Walter Dean Myers's mother died when he was young, leaving his father to raise eight children alone. When he was three, Walter was taken in by a nearby couple, Herbert and Florence Dean, who moved with him to Harlem, New York. A speech impediment contributed to his unhappy time in school, although he did love to read and write. When he was 16 he won a prize in an essay contest, which encouraged him to continue his writing although he eventually dropped out of school and joined the Army. Afterward, he held a series of jobs before becoming a full-time writer. His first book for children, WHERE DOES THE DAY GO?, was published in 1969 after it won a competition sponsored by the Council on Interracial Books for Children. Myers has been awarded the Newbery Honor, the Coretta Scott King Award, and the Margaret A. Edwards Award for his contributions to young adult literature.
"Another innovative work by an author constantly stretching the boundaries of what fiction can be, and a natural for readers' theater in the classroom."

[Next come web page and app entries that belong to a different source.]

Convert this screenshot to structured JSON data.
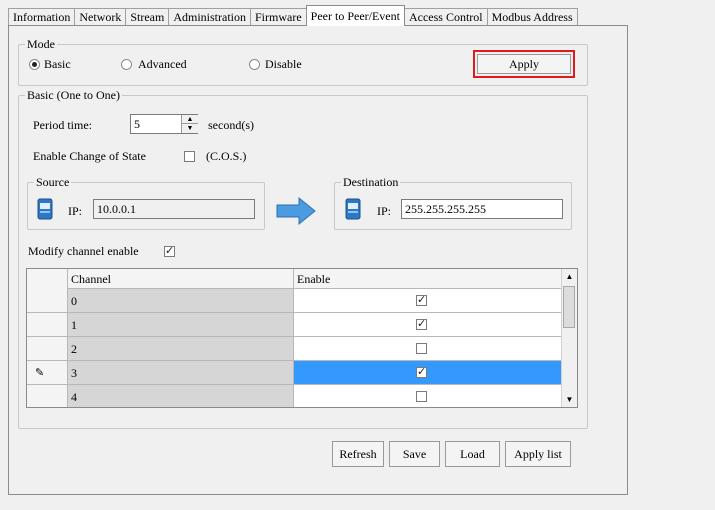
{
  "tabs": [
    "Information",
    "Network",
    "Stream",
    "Administration",
    "Firmware",
    "Peer to Peer/Event",
    "Access Control",
    "Modbus Address"
  ],
  "active_tab": "Peer to Peer/Event",
  "mode": {
    "legend": "Mode",
    "options": [
      "Basic",
      "Advanced",
      "Disable"
    ],
    "selected": "Basic",
    "apply_label": "Apply"
  },
  "basic": {
    "legend": "Basic (One to One)",
    "period_label": "Period time:",
    "period_value": "5",
    "period_unit": "second(s)",
    "cos_label": "Enable Change of State",
    "cos_checkbox_label": "(C.O.S.)",
    "cos_checked": false,
    "source": {
      "legend": "Source",
      "ip_label": "IP:",
      "ip_value": "10.0.0.1"
    },
    "destination": {
      "legend": "Destination",
      "ip_label": "IP:",
      "ip_value": "255.255.255.255"
    },
    "modify_label": "Modify channel enable",
    "modify_checked": true
  },
  "grid": {
    "columns": [
      "Channel",
      "Enable"
    ],
    "rows": [
      {
        "channel": "0",
        "enabled": true
      },
      {
        "channel": "1",
        "enabled": true
      },
      {
        "channel": "2",
        "enabled": false
      },
      {
        "channel": "3",
        "enabled": true,
        "selected": true
      },
      {
        "channel": "4",
        "enabled": false
      }
    ]
  },
  "buttons": {
    "refresh": "Refresh",
    "save": "Save",
    "load": "Load",
    "apply_list": "Apply list"
  },
  "colors": {
    "highlight_border": "#e01b1b",
    "selection": "#3399ff",
    "arrow": "#4a9be0"
  }
}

"Myers crafts a sympathetic cast, which is excellent fodder for conversations about race and class, and the book is also a choice pick for reluctant readers who will relish both format and pacing. Once again, this master storyteller has delivered."
"Readers should find this story moving--a direct result of Myers's empathetic portrayal of those on both sides."

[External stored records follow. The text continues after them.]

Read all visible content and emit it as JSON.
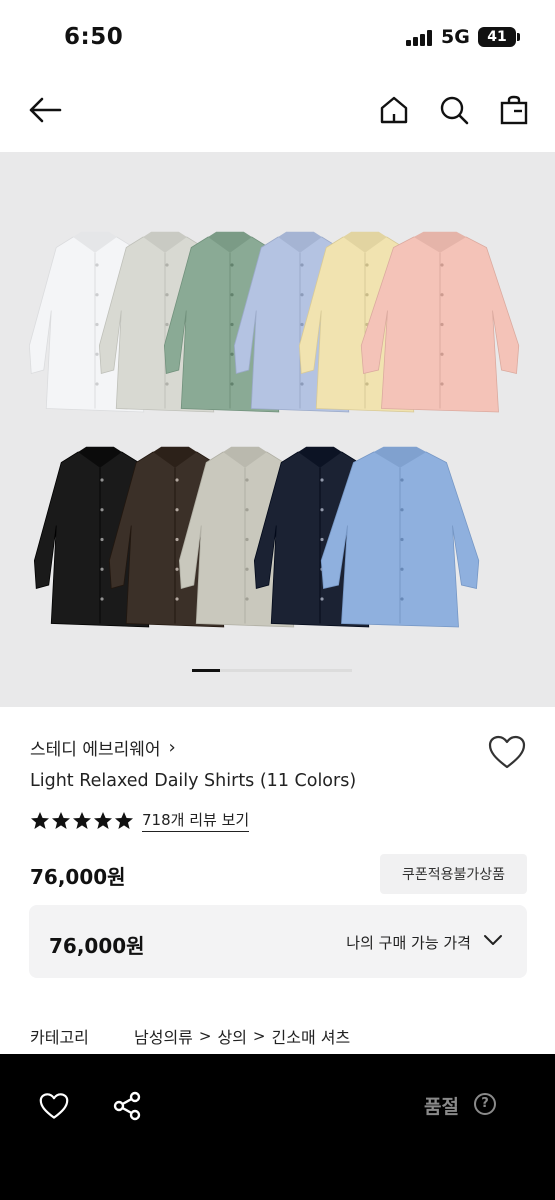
{
  "status_bar": {
    "time": "6:50",
    "network": "5G",
    "battery": "41"
  },
  "nav": {
    "icons": [
      "back-arrow-icon",
      "home-icon",
      "search-icon",
      "shopping-bag-icon"
    ]
  },
  "gallery": {
    "top_row_colors": [
      "#f4f5f7",
      "#d8d9d2",
      "#8aaa95",
      "#b4c3e2",
      "#f1e3b0",
      "#f4c3b8"
    ],
    "bottom_row_colors": [
      "#1a1a1a",
      "#3b3028",
      "#c9c8bd",
      "#1b2233",
      "#8fb0de"
    ],
    "background": "#e9e9ea"
  },
  "product": {
    "brand": "스테디 에브리웨어",
    "brand_chevron": "›",
    "title": "Light Relaxed Daily Shirts (11 Colors)",
    "rating_stars": 5,
    "review_link": "718개 리뷰 보기",
    "price": "76,000원",
    "coupon_badge": "쿠폰적용불가상품",
    "my_price": {
      "value": "76,000원",
      "label": "나의 구매 가능 가격"
    },
    "category": {
      "label": "카테고리",
      "path": [
        "남성의류",
        "상의",
        "긴소매 셔츠"
      ],
      "separator": ">"
    }
  },
  "bottom_bar": {
    "sold_out_label": "품절",
    "help_glyph": "?"
  },
  "colors": {
    "accent": "#000000",
    "text": "#111111",
    "muted": "#8a8a8a"
  }
}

From the Publisher
In RIOT, bestselling and Newbery Award-winning YA author Walter Dean Myers creates a stirring and complex historical novel that addresses issues of race, class, and violence. Set in New York City during The Civil War, RIOT depicts the race riots that broke out after President Lincoln instituted a military draft from which the rich could buy exemptions. Seen from the perspective of a half-black half-Irish teenager, RIOT deals with the seething emotions at play at a time when America threatened to fracture into pieces.

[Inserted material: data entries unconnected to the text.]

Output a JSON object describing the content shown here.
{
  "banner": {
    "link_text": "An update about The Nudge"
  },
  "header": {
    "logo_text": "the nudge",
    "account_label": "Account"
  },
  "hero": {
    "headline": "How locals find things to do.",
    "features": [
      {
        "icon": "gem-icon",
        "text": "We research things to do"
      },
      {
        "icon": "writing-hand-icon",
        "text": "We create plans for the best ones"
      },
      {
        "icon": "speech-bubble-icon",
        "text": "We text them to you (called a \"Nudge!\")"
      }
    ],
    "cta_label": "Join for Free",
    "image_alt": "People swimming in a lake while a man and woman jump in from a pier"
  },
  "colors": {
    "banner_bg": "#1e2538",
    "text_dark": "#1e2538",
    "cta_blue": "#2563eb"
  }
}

During a long, hot July in 1863, the worst race riots the United States has ever seen erupt in New York City. Earlier that year, desperate for more Union soldiers, President Abraham Lincoln instituted a draft–a draft that would allow the wealthy to escape serving in the army by paying a $300 waiver, more than a year’s income for the recent immigrant Irish. And on July 11, as the first drawing takes place in Lower Manhattan, the city of New York explodes in rage and fire. Stores are looted, buildings set on fire, and black Americans are attacked, beaten, and murdered. The police cannot hold out against the rioters, and finally, battle-hardened soldiers are ordered back from the fields of Gettysburg to put down the insurrection, which they do–brutally. Fifteen-year-old Claire, the beloved daughter of a black father and Irish mother, finds herself torn between the two warring sides. Faced with the breakdown of the city–the home–she has loved, Claire must discover the strength and resilience to address the new world in which she finds herself, and to begin the hard journey of remaking herself and her identity.
Audio Cassette - Unabridged / Audio CD - Unabridged